[SUPPLIED DATA — start]

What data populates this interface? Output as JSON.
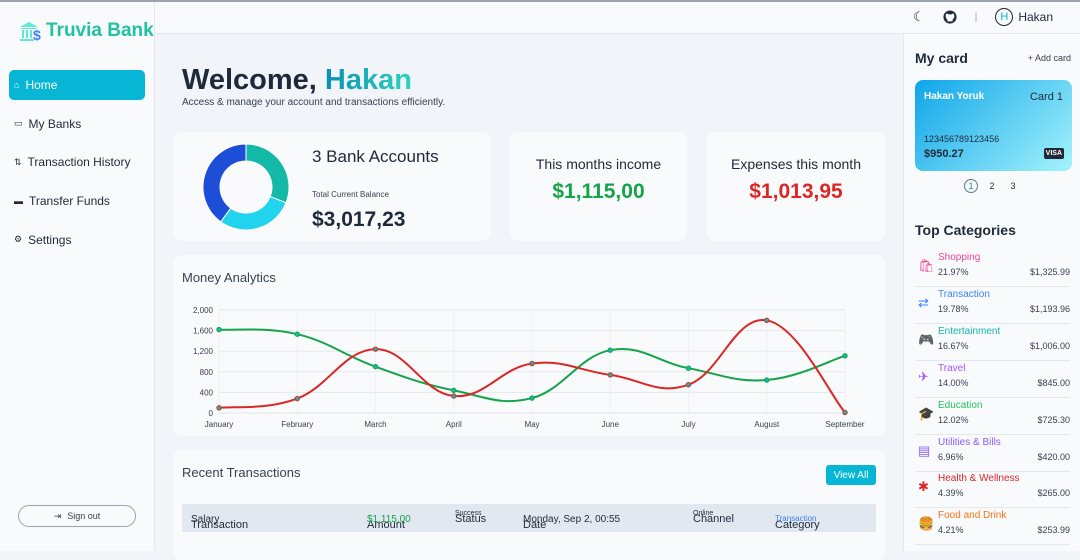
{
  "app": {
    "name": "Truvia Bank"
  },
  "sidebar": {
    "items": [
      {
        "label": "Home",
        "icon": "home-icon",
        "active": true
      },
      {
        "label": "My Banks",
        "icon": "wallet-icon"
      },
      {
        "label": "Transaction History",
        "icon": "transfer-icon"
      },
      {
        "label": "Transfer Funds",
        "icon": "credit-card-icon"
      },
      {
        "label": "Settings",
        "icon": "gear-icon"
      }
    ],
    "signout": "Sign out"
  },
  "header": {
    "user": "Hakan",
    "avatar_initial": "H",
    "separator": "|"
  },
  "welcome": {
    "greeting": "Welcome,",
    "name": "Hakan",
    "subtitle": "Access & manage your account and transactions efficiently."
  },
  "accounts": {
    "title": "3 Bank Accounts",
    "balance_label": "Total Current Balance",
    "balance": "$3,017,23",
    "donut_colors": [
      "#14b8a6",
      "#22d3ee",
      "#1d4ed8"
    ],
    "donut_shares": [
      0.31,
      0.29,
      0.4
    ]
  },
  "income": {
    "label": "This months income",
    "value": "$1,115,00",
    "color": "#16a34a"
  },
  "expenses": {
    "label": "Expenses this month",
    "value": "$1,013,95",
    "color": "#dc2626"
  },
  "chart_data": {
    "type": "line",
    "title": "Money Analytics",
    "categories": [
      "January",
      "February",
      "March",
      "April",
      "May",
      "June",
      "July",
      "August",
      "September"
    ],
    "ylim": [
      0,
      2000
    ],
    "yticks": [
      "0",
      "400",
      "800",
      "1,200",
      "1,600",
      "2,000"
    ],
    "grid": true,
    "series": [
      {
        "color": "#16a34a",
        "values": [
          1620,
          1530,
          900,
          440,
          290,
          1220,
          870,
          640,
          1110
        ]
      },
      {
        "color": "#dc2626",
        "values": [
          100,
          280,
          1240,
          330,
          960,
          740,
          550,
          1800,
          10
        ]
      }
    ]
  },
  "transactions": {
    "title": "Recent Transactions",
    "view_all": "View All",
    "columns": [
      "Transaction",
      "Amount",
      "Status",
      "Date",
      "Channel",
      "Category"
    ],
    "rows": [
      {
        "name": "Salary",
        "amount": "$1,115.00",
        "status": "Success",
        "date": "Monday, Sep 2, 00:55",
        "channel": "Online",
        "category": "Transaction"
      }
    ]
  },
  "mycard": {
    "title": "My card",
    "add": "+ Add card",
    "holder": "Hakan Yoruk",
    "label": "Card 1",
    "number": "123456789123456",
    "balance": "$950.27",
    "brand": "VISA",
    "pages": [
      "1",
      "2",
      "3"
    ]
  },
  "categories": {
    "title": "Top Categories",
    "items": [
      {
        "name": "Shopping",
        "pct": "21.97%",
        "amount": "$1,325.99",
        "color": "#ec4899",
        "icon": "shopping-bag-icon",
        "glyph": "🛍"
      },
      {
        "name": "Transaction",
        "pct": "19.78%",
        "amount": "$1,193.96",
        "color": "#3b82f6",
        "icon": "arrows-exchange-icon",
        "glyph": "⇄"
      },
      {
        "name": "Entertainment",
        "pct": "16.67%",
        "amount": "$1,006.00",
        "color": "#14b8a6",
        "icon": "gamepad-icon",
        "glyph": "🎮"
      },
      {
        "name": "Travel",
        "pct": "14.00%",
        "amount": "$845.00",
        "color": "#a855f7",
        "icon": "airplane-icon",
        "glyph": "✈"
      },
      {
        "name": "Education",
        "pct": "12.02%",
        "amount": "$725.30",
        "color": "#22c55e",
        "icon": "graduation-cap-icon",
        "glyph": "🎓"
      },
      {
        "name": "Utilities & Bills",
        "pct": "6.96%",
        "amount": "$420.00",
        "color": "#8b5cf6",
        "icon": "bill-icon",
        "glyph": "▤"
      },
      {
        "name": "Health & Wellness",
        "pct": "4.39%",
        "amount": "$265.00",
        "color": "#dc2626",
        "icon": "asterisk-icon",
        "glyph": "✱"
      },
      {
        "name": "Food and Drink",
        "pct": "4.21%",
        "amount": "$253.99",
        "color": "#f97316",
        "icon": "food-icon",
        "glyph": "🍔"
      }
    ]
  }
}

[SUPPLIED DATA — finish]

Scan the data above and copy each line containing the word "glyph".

        "glyph": "🛍"
        "glyph": "⇄"
        "glyph": "🎮"
        "glyph": "✈"
        "glyph": "🎓"
        "glyph": "▤"
        "glyph": "✱"
        "glyph": "🍔"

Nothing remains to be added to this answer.